Kamala Harris accepts Democratic vice presidential nomination
Credit: Gage Skidmore from Peoria, AZ, United States of America / Wikimedia Commons (Creative Commons Attribution ShareAlike 2.0)

On the third night of the Democratic National Convention on Wednesday, Californian Sen. Kamala Harris accepted the party's vice presidential nomination, as the first Black and South Asian woman to do so in history.

In her speech, Harris addressed her late mother, stating: "Oh, how I wish she were here tonight. But I know she’s looking down on me from above. I keep thinking about that 25-year-old Indian woman, all of five feet tall, who gave birth to me at Kaiser hospital in Oakland, Calif. On that day, she probably could have never imagined that I would be standing before you now and speaking these words: I accept your nomination for vice president of the United States of America."

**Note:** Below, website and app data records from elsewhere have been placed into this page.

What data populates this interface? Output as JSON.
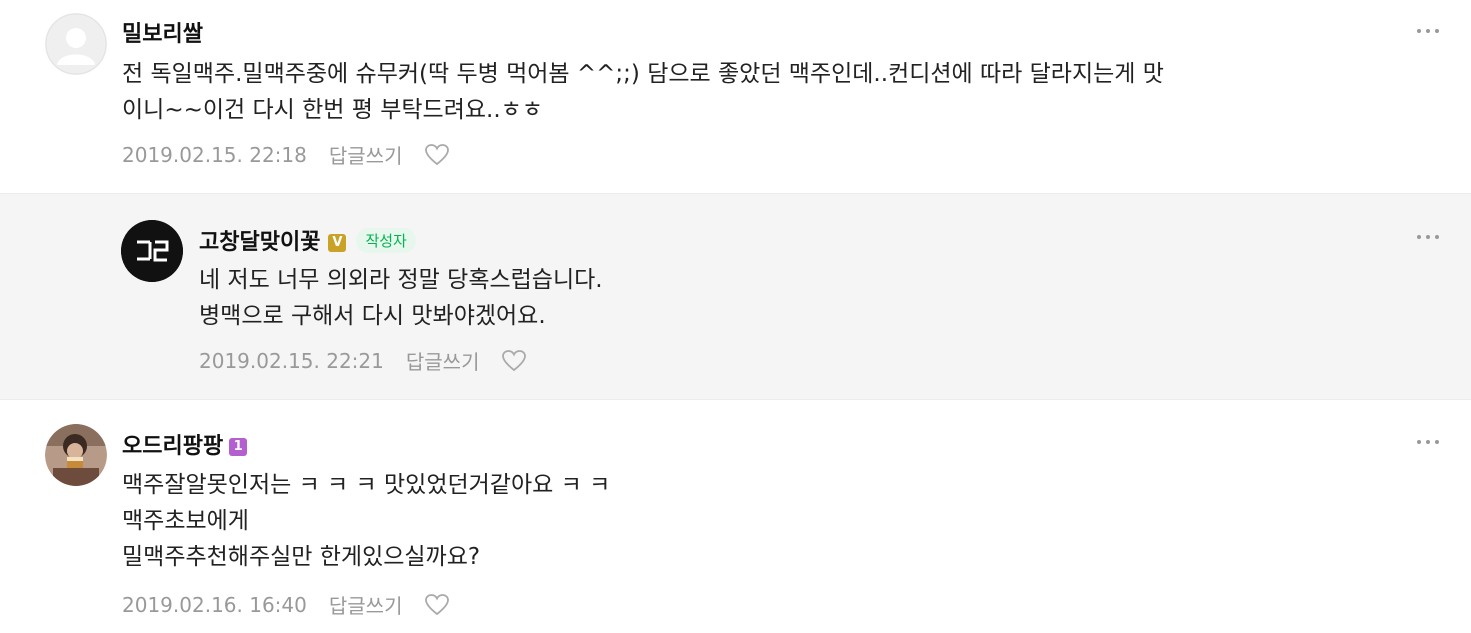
{
  "comments": [
    {
      "nickname": "밀보리쌀",
      "text_lines": [
        "전 독일맥주.밀맥주중에 슈무커(딱 두병 먹어봄 ^^;;) 담으로 좋았던 맥주인데..컨디션에 따라 달라지는게 맛",
        "이니~~이건 다시 한번 평 부탁드려요..ㅎㅎ"
      ],
      "date": "2019.02.15. 22:18",
      "reply_label": "답글쓰기"
    },
    {
      "nickname": "고창달맞이꽃",
      "verified_badge": "V",
      "author_badge": "작성자",
      "avatar_text": "고달",
      "text_lines": [
        "네 저도 너무 의외라 정말 당혹스럽습니다.",
        "병맥으로 구해서 다시 맛봐야겠어요."
      ],
      "date": "2019.02.15. 22:21",
      "reply_label": "답글쓰기"
    },
    {
      "nickname": "오드리팡팡",
      "level_badge": "1",
      "text_lines": [
        "맥주잘알못인저는 ㅋ ㅋ ㅋ 맛있었던거같아요 ㅋ ㅋ",
        "맥주초보에게",
        "밀맥주추천해주실만 한게있으실까요?"
      ],
      "date": "2019.02.16. 16:40",
      "reply_label": "답글쓰기"
    }
  ],
  "colors": {
    "reply_bg": "#f5f5f5",
    "author_badge_text": "#03b34f",
    "verified_badge": "#c9a227",
    "level_badge": "#b45fd0",
    "meta_text": "#999999"
  },
  "icons": [
    "default-avatar-icon",
    "heart-icon",
    "more-options-icon"
  ]
}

Harris said that she and Biden both share "a vision of our nation as a beloved community, where all are welcome, no matter what we look like, where we come from, or who we love," and that Americans are "united by the fundamental belief that every human being is of infinite worth, deserving of compassion, dignity and respect."

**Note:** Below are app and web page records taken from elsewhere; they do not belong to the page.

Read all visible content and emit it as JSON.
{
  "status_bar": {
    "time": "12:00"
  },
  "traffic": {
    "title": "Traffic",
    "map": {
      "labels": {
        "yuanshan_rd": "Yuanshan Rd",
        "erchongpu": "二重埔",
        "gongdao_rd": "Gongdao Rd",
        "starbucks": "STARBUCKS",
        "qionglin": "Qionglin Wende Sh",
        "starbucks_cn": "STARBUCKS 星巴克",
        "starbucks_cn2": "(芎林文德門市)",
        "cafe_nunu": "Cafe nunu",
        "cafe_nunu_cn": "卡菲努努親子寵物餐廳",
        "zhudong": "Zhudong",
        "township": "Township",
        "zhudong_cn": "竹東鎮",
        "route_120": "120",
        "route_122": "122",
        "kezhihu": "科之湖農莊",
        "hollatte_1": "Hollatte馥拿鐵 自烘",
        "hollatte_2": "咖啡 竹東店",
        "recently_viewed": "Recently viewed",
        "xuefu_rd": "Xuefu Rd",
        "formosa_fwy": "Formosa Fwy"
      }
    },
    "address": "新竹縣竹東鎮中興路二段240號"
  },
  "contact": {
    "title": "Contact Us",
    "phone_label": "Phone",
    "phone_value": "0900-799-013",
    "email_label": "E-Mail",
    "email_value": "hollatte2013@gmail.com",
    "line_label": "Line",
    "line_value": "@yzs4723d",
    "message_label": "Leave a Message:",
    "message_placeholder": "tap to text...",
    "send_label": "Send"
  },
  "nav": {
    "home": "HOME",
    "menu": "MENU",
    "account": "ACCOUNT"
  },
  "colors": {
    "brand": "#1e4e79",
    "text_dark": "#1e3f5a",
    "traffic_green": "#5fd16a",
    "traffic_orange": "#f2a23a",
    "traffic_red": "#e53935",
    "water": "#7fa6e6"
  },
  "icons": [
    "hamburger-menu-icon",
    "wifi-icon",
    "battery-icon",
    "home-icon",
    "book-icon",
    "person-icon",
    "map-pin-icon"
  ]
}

Addressing racism and police brutality, Harris said that there was no vaccine for racism, therefore "we've got work to do. For George Floyd. For Breonna Taylor. For the lives of too many others to name. for our children, for all of us."